If the work in another language is a film, song, video, or some other work that requires a bracketed description, include the description in a separate set of square brackets after the translation and before the period, as shown in the following example.

Film with a transliterated Arabic-language title

Haroun, M.-S. (Director). (2002). Abouna [Our father] [Film]. Filmmuseum Distributie; Kairos Filmverleih; Leisure Time Features; MK2 Diffusion.


  • Parenthetical citation: (Haroun, 2002)
  • Narrative citation: Haroun (2002)

If you are citing a work, such as a song, that features another artist or artists, place the featured artist’s name (formatted as “Surname, First Name Initial”) in parentheses after the main artist’s name, and preceded by the word “featuring,” as shown in the following example.

Song with a transliterated Korean-language title

BTS (featuring Aoki, S.). (2018). Jeonhaji motan jinsim [The truth untold/Sincerity that couldn’t be delivered] [Song]. On Love yourself: Tear. BigHit Entertainment.


  • Parenthetical citation: (BTS, 2018)
  • Narrative citation: BTS (2018)

What if the transliterated work does not have an author?

For works that have no author, include the transliterated title and the year of publication in the in-text citation (note that the title moves to the author position in the reference list entry as well). If the title of the work is italicized in the reference, also italicize the title in the in-text citation. If the title of the work is not italicized in the reference, use double quotation marks around the title in the in-text citation.

Capitalize the title in the text using title case, even though sentence case is used in the reference list entry, and alphabetize the work in the reference list as you would any other work (in this case, by the first significant word of the transliterated title). If the title of the work is long, you can shorten it for the in-text citation only. For example:
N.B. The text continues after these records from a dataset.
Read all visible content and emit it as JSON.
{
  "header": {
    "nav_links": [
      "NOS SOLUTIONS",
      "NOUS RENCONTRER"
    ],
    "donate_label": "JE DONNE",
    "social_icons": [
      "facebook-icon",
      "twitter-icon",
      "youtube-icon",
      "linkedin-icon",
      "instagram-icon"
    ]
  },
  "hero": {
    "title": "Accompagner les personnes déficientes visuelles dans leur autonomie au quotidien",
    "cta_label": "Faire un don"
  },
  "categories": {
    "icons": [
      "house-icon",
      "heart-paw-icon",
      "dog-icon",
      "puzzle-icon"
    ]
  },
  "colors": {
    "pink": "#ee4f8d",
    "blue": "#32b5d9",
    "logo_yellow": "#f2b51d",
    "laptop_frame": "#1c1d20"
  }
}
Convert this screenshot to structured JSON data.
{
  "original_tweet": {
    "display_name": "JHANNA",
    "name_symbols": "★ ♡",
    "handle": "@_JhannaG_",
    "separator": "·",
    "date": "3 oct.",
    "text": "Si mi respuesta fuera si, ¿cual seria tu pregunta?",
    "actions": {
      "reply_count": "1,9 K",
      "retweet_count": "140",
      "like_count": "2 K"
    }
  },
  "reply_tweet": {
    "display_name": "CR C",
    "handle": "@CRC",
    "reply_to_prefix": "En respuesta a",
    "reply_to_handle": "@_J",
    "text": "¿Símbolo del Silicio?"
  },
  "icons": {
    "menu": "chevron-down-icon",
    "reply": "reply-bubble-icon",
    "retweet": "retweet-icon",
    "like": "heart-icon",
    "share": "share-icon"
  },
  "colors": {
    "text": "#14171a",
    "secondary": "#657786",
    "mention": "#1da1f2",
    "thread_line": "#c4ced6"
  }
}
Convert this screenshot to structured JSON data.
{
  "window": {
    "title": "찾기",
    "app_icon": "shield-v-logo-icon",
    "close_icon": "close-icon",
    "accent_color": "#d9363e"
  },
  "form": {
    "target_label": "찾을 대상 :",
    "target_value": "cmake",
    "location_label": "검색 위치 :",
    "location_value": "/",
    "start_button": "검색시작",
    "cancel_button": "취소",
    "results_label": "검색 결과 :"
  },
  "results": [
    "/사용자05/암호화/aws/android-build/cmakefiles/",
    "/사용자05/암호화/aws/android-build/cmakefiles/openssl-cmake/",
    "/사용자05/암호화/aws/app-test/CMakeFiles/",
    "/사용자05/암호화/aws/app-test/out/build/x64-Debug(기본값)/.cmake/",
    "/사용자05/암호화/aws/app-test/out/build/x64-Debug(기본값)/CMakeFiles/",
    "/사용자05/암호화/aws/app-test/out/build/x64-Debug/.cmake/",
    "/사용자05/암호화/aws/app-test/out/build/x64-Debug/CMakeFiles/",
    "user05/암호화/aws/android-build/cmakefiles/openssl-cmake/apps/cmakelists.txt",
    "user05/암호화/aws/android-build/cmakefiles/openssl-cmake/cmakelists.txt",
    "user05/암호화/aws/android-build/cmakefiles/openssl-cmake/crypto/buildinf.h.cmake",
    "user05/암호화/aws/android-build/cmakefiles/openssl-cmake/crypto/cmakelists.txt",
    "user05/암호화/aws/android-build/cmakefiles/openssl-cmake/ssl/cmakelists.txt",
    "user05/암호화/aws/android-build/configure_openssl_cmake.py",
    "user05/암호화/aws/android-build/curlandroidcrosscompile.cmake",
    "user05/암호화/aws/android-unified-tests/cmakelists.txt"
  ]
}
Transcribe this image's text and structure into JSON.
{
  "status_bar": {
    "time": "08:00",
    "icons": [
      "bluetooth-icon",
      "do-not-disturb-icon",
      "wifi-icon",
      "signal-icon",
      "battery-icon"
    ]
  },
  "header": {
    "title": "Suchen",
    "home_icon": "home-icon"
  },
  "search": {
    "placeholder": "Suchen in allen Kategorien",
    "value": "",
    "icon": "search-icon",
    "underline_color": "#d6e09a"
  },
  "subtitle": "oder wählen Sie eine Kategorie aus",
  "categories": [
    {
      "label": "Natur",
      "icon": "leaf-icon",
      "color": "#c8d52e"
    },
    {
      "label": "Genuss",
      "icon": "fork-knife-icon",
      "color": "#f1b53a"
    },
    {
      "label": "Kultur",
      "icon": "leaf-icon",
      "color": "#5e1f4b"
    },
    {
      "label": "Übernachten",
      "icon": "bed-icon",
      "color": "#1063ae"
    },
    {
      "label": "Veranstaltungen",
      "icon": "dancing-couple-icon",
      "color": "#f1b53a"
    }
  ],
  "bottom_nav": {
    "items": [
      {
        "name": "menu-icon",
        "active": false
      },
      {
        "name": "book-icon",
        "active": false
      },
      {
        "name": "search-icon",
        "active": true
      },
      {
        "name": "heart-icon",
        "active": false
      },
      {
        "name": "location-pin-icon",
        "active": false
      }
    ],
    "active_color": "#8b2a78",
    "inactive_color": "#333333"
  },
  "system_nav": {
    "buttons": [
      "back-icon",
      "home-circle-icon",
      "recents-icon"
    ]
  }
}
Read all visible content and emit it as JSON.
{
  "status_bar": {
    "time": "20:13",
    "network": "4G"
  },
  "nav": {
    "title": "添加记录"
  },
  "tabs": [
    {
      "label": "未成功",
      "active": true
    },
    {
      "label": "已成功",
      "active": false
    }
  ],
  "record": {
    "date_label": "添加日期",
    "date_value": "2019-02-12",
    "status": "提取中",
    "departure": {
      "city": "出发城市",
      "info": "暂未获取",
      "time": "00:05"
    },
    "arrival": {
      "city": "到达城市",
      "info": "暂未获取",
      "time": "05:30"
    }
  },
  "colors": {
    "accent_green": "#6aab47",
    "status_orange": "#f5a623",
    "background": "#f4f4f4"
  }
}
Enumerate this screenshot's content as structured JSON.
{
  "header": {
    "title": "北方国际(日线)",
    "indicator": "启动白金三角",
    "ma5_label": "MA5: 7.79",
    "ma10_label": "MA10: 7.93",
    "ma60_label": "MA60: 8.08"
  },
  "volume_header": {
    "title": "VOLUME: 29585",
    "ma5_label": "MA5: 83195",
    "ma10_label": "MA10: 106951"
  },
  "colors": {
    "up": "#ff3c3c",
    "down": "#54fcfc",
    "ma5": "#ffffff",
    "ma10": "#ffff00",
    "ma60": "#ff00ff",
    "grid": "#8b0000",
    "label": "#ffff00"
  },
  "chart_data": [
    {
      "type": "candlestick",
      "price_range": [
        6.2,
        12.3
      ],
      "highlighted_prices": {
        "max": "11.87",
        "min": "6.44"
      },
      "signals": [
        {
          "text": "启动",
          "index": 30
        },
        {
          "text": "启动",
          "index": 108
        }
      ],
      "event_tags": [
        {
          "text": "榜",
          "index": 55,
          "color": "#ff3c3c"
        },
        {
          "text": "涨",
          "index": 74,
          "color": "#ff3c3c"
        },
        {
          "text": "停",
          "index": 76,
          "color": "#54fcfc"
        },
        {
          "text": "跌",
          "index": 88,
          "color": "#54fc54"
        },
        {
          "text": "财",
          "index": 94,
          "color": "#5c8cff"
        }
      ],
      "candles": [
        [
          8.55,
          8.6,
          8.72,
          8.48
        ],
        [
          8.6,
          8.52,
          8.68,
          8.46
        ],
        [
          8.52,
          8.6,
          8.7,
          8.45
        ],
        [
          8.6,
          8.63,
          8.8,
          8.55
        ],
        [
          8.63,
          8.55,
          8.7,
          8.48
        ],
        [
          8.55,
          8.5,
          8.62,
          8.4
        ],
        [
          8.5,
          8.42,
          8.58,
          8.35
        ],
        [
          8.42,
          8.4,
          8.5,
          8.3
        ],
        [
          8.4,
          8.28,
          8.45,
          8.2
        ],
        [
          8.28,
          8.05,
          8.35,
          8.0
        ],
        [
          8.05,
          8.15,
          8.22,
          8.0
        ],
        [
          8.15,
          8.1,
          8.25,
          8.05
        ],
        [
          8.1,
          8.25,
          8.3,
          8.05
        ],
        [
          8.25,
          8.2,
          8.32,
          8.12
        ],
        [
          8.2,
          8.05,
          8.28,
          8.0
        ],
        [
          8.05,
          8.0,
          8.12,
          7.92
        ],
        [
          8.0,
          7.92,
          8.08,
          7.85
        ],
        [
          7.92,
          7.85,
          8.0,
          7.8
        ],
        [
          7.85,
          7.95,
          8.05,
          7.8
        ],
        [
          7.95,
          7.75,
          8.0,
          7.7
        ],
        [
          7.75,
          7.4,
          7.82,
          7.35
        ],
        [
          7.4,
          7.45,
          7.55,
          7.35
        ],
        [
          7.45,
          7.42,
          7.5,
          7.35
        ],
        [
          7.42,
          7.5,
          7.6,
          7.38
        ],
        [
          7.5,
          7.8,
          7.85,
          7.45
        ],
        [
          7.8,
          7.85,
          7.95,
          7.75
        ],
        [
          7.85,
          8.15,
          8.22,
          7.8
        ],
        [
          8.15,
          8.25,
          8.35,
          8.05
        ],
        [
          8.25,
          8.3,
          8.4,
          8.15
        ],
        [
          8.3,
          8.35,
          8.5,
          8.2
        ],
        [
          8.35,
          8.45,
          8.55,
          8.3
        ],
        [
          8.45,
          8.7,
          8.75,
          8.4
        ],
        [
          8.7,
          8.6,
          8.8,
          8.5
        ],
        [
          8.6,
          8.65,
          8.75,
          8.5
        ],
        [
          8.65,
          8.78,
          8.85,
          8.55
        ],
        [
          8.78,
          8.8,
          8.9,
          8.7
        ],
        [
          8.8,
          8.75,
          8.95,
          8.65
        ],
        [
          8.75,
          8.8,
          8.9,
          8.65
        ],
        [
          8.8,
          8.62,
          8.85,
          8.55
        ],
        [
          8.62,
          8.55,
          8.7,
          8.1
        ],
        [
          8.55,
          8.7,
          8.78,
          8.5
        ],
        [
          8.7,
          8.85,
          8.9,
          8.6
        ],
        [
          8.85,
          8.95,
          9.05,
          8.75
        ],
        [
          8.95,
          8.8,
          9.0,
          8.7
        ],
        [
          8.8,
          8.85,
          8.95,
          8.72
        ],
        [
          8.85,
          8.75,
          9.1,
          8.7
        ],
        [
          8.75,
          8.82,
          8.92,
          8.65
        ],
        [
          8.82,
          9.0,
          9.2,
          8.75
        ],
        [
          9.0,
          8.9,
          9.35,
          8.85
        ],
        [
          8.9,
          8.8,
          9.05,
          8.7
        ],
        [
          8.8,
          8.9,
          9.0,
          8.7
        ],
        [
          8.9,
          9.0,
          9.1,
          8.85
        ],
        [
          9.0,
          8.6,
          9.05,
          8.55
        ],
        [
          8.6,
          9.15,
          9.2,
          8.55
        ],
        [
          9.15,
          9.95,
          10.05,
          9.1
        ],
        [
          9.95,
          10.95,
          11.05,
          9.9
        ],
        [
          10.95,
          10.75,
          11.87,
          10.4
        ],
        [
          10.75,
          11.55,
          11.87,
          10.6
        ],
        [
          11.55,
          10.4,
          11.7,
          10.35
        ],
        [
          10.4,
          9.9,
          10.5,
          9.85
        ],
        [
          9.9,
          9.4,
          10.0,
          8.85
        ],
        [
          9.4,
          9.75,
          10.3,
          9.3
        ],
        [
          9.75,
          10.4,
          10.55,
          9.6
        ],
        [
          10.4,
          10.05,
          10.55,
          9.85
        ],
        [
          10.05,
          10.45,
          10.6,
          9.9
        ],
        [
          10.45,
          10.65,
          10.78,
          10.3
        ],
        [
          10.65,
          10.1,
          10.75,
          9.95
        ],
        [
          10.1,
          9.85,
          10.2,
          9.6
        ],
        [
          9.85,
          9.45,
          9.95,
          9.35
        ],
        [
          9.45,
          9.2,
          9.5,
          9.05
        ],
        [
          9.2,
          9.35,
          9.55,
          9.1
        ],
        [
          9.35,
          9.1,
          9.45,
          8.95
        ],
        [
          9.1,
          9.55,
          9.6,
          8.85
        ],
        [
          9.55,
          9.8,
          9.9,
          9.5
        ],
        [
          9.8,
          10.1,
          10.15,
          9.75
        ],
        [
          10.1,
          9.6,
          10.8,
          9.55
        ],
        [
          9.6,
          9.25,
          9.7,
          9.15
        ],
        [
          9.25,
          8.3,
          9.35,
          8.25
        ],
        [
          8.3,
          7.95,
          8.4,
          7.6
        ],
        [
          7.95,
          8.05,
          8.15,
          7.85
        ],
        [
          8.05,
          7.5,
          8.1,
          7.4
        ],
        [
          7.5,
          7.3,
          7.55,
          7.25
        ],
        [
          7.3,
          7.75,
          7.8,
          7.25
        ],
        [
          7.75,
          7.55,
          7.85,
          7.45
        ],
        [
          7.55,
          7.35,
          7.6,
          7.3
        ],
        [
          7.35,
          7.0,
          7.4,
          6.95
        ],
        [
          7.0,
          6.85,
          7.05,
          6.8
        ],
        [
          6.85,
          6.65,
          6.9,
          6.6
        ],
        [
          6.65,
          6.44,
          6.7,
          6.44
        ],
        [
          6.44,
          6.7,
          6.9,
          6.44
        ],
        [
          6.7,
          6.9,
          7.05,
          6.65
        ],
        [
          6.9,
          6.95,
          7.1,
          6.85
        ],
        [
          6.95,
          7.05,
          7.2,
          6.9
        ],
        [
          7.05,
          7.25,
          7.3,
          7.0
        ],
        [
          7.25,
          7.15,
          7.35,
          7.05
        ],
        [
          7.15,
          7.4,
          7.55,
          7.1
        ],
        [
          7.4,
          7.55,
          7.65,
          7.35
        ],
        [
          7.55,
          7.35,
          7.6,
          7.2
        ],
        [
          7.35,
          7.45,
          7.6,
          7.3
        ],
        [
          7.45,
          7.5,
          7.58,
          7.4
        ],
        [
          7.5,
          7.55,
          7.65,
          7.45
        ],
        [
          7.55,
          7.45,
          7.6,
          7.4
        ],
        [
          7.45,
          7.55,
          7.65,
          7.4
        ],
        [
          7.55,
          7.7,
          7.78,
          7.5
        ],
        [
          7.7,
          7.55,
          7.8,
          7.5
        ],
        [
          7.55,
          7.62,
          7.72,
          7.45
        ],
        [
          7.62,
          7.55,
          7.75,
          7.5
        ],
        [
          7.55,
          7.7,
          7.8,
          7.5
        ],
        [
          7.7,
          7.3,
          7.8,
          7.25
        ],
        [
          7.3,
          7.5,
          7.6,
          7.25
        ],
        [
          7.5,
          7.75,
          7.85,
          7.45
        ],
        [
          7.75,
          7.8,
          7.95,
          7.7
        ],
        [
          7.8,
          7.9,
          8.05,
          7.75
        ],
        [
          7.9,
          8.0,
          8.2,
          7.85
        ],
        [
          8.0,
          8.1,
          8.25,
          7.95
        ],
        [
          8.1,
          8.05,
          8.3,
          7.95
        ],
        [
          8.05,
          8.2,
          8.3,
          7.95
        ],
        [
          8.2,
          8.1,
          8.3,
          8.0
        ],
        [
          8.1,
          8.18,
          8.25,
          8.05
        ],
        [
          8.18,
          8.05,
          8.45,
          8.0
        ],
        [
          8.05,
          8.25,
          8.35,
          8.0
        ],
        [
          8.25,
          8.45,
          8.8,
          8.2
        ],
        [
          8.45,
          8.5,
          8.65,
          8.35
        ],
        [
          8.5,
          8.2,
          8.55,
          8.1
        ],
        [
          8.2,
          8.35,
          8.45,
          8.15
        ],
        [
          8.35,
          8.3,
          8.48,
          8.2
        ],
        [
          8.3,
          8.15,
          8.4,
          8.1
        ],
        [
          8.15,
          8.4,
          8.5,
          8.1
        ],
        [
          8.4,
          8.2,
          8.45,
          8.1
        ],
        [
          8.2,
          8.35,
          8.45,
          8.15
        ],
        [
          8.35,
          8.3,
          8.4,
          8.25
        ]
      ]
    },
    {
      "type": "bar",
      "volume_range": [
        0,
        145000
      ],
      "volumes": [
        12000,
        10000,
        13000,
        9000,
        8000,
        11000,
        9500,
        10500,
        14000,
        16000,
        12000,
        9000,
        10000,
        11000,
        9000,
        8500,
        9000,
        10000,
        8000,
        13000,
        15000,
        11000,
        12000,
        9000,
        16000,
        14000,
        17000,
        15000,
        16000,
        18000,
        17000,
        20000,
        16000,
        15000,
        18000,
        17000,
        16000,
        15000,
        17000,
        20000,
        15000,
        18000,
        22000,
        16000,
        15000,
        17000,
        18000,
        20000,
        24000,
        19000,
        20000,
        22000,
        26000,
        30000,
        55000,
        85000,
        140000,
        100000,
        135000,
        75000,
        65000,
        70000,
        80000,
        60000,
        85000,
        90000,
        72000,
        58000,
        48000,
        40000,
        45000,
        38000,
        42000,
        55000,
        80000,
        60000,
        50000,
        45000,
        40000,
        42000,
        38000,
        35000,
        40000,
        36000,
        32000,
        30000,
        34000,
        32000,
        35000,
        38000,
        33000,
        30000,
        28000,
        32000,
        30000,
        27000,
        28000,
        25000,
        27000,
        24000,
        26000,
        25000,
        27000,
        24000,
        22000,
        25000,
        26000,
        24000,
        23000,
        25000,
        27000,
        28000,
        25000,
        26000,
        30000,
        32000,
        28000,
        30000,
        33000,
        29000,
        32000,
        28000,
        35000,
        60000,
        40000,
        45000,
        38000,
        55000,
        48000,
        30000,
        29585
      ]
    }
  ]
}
Webpage with a transliterated Chinese-language title on a news website, no author

Gāoxióng shuǐguǒ shǒucì shàngjià Xīnjiāpō diàn shāng shàng bànnián xiāo 51.4 dūn [Kaohsiung fruit is on the shelves for the first time in Singapore’s e-commerce market, selling 51.4 tons in the first half of the year]. (2021, July 22). The Overseas Chinese Affairs Newspaper.


  • Parenthetical citation: (Gāoxióng Shuǐguǒ Shǒucì, 2021)
  • Narrative citation: Gāoxióng Shuǐguǒ Shǒucì (2021)

What if you can’t transliterate the title of a work?

If it is not practical or desirable to transliterate the title of a work that uses a non-Roman alphabet, you may leave the title in its original alphabet.

Film with a title in Hanzi (Chinese) characters

Lee, A. (2000). 臥虎藏龍 [Crouching tiger, hidden dragon] [Film]. Asia Union Film& Entertainment; China Film Co-Production Corporation; Columbia Pictures Film Production Asia; Edko Films; Good Machine; Prosperity Pictures; Sony Pictures Classics; United China Vision; Zoom Hunt International Productions.


  • Parenthetical citation: (Lee, 2000)
  • Narrative citation: Lee (2000)

Music video with a title in Hangul (Korean) characters

eAeon (featuring RM). (2021, April 30). 그러지 마 [Don’t] [Video]. YouTube.


  • Parenthetical citation: (eAeon, 2021)
  • Narrative citation: eAeon (2021)

When alphabetizing a nontransliterated work in which the first element in the reference (either the author or, if no author, the title) is written in a non-Roman alphabet, use your best judgment to alphabetize the reference list entry—let the order of reference list entries found in other published articles serve as a guide—or place the entry at the end of the reference list.

More information on transliteration can be found in Section 9.38 in both the Publication Manual and the Concise Guide to APA Style.